WHAT IS REQUIRED:
Copy out all lines of the records in which the word "Contact" appears.
(DATA LISTING begins)
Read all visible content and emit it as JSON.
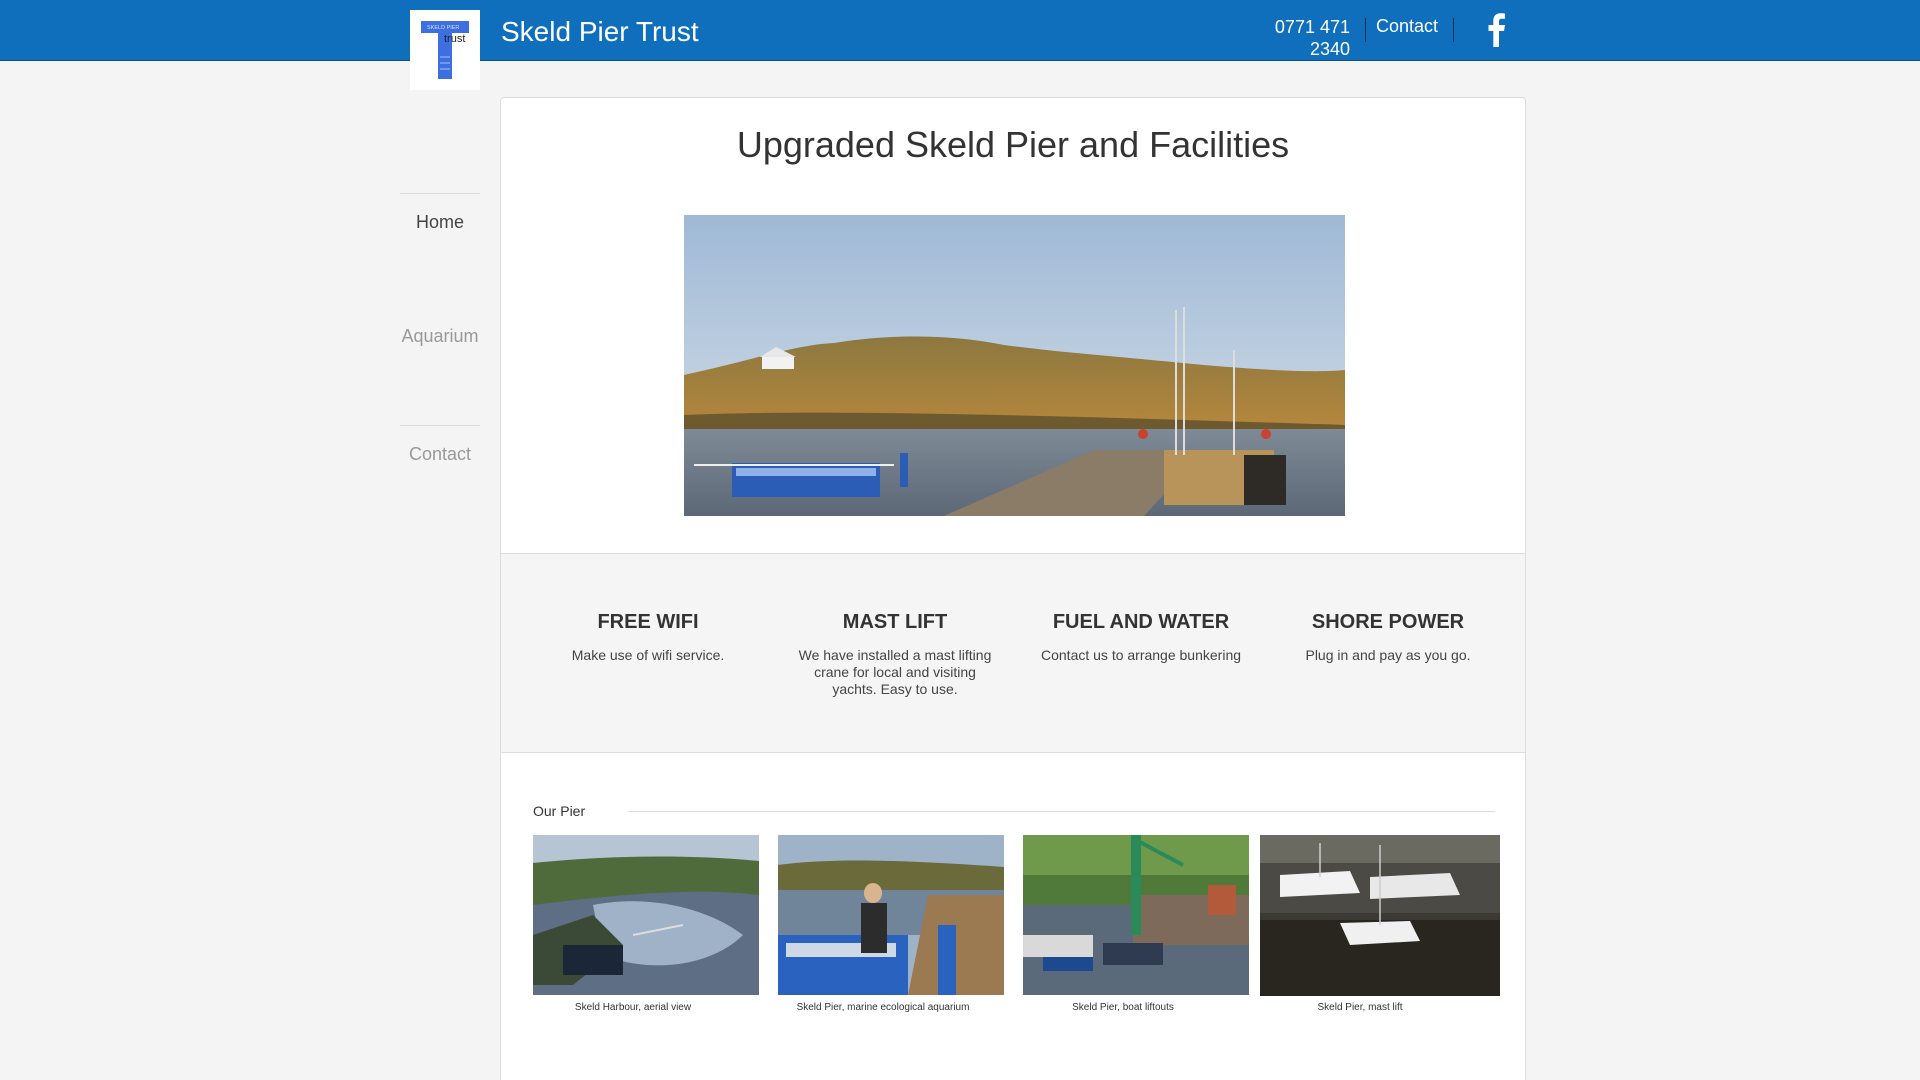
{
  "header": {
    "site_title": "Skeld Pier Trust",
    "phone_line1": "0771 471",
    "phone_line2": "2340",
    "contact_label": "Contact",
    "brand_color": "#0f6fbd",
    "logo_text_top": "SKELD PIER",
    "logo_text_main": "trust"
  },
  "nav": {
    "items": [
      {
        "label": "Home",
        "active": true
      },
      {
        "label": "Aquarium",
        "active": false
      },
      {
        "label": "Contact",
        "active": false
      }
    ]
  },
  "main": {
    "title": "Upgraded Skeld Pier and Facilities",
    "features": [
      {
        "heading": "FREE WIFI",
        "text": "Make  use of wifi service."
      },
      {
        "heading": "MAST LIFT",
        "text": "We have installed a mast lifting crane for local and visiting yachts. Easy to use."
      },
      {
        "heading": "FUEL AND WATER",
        "text": "Contact us to arrange bunkering"
      },
      {
        "heading": "SHORE POWER",
        "text": "Plug in and pay as you go."
      }
    ],
    "gallery_title": "Our Pier",
    "gallery": [
      {
        "caption": "Skeld Harbour, aerial view"
      },
      {
        "caption": "Skeld Pier, marine ecological aquarium"
      },
      {
        "caption": "Skeld Pier, boat liftouts"
      },
      {
        "caption": "Skeld Pier, mast lift"
      }
    ]
  },
  "icons": {
    "facebook": "facebook-icon"
  }
}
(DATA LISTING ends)
EXPECTED OUTPUT:
    "contact_label": "Contact",
        "label": "Contact",
        "text": "Contact us to arrange bunkering"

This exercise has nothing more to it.